Mar 02 2009
This was cross-posted at White Coat Underground, despite the topic having been covered by Dr. Gorski yesterday. The topic is important enough that many of us in the medical blogosphere are going to be talking about this.
Remember when President Obama said something about returning science to it’s rightful place? Well, our new president has a real tough climb ahead of him. The previous administration shoved science aside for political expediency and religious ideology. Now, forces in the president’s own party are trying to insert their own quasi-religious beliefs into health care reform, leaving science in a whole different place altogether.
Here’s the deal. Some years back, Senator Tom Harkin (D-IA) helped set up the National Center on Complementary and Alternative Medicine (NCCAM). The whole idea of setting up such an agency is a bit quixotic—after all, the National Institutes of Health already study health science. As my colleagues and I have written many times before, the very idea of the agency seems ridiculous. Many, many studies have been funded which fail basic tests of plausibility and ethical propriety. Also, a huge percentage of the studies funded fail to ever publish their results. Still, some studies have been published, and more often than not, they find that the “alternative” modality being studied fails to behave better than placebo. That’s probably the sole redeeming quality of the agency, but not enough to keep it open, as these studies could have been done under the auspices of the NIH.
It turns out that Senator Harkin agrees with me on one point: NCCAM is failing to validate many alternative modalities. The difference is that I find it heartening and Harkin finds it disturbing:
“One of the purposes of this center was to investigate and validate alternative approaches. Quite frankly, I must say publicly that it has fallen short. It think quite frankly that in this center and in the office previously before it, most of its focus has been on disproving things rather than seeking out and approving.”(from last week’s hearings, time marker approx. 17:20)

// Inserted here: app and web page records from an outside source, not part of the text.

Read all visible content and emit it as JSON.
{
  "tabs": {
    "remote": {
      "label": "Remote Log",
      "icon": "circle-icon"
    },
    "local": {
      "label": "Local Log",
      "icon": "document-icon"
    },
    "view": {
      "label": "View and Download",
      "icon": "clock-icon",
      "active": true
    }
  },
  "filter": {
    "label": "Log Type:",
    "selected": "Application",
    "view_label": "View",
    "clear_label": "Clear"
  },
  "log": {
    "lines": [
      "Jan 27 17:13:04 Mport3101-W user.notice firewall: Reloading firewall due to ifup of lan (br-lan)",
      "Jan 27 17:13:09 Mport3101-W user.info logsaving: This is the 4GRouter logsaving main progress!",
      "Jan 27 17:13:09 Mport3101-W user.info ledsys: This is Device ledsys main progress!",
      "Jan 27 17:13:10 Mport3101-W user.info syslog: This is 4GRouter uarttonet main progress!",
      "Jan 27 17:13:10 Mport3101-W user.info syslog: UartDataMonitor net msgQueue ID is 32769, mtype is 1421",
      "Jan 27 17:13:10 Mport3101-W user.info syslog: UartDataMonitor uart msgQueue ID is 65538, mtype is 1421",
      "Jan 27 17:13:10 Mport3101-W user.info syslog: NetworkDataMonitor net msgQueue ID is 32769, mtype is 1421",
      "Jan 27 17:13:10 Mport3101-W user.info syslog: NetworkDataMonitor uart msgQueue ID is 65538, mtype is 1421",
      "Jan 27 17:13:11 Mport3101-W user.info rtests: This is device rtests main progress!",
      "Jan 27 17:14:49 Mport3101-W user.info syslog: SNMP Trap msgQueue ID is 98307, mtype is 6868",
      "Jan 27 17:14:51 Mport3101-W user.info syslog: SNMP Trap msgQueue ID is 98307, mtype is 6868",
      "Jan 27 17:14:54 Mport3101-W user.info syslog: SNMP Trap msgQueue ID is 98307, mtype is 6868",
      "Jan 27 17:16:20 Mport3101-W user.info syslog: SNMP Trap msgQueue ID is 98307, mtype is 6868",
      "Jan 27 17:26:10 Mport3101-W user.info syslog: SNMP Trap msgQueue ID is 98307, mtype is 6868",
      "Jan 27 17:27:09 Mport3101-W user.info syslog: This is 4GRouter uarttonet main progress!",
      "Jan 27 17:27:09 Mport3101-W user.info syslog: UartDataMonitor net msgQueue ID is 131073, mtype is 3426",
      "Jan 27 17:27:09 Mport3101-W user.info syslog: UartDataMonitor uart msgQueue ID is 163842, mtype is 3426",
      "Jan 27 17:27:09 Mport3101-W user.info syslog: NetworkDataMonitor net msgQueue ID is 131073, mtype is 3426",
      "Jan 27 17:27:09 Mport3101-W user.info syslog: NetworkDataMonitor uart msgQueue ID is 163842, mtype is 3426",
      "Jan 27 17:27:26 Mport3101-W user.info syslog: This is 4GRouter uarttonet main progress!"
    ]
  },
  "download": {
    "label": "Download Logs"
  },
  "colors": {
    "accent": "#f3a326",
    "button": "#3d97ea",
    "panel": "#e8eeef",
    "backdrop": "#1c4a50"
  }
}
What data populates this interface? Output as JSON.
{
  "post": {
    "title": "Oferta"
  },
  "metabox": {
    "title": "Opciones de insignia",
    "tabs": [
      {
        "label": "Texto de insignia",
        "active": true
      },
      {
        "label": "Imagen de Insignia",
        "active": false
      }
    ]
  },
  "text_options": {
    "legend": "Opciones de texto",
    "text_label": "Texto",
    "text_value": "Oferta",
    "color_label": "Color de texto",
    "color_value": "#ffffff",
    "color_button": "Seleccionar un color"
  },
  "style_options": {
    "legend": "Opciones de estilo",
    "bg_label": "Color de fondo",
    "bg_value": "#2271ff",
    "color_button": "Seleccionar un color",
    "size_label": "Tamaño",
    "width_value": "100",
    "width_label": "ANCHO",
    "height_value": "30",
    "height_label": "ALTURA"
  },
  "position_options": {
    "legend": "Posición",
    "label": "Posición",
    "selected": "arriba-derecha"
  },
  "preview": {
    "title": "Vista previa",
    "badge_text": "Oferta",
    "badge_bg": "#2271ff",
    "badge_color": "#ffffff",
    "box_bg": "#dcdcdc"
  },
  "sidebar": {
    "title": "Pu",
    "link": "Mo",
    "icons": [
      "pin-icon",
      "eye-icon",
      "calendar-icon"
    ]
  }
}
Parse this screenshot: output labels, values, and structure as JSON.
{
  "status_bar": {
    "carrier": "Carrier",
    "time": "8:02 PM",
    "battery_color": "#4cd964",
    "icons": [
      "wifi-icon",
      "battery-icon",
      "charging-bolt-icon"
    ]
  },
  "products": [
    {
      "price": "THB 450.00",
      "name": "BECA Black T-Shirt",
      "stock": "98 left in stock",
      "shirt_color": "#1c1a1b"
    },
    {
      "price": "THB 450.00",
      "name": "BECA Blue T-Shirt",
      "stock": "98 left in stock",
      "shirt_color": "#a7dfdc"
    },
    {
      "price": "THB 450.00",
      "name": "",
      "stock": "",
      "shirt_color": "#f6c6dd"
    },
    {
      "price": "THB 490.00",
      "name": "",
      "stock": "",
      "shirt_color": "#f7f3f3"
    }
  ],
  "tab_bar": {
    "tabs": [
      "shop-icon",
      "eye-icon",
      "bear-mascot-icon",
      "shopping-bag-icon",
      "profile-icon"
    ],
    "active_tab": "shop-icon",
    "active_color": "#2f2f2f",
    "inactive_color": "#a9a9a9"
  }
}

Well, at least he’s honest. He comes right out and bemoans the fact that science hasn’t upheld his quasi-religious medical beliefs. He just doesn’t get it. If you choose to investigate a scientific question, you have to be prepared for “bad news”. You don’t get to decide the outcome before the fact.